It’s been a year, and since then I was fortunate to be on two national top-ten relays, and move from “speed club Bronze” to “speed club Silver” (oh that elusive Gold!) – which reminded me of this post which is worth sharing again for my aging friends (and yes, we are all aging 🙂
I completed from age eight to age 19. Though not anywhere near elite level myself – I was fortunate to share the pool with team mates who themselves went on to become Olympians.
I left swimming for the reasons so many have already noted in the Quora post: (1st) the result of merging 6 hrs per day of training with college academics broke me down physically to the point that my body could not repair itself fast enough – my shoulders were falling apart and muscle growth was impeded by breakdown from high-exertion with insufficient repair time, and (2nd) I experienced the training environment miss-match as mentioned by Carly Geehr in her answer to the Quora post (sprint versus distance training regimens).
After setting swimming aside for 30 years, I started two (now three) years ago with masters’ swimming and have been asking a question related to the subject “why do swimmers peak so young” question:
“How does peak swimming performance change with age?”
To answer this question, I charted the U.S. Masters’ Swimming National qualifying times for 100 meters long course freestyle versus age (2013). The “cut-off” – or qualification times – represent the best times that can be achieved by dedicated elite swimmers in each age bracket throughout the United States.
This curve then, illustrates the change in peak performance versus age for “near-elite” swimmers.

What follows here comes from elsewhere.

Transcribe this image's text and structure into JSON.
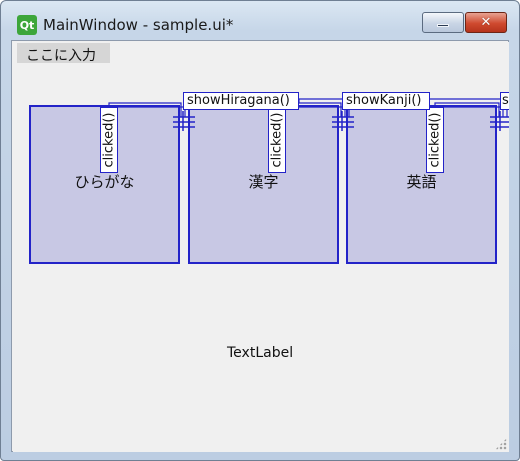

Similarly, it illustrates the “age bracket in which near-elite swimmers peak” – 40-44 yrs old for men, and 25-30 yrs old for women.
This is what I found: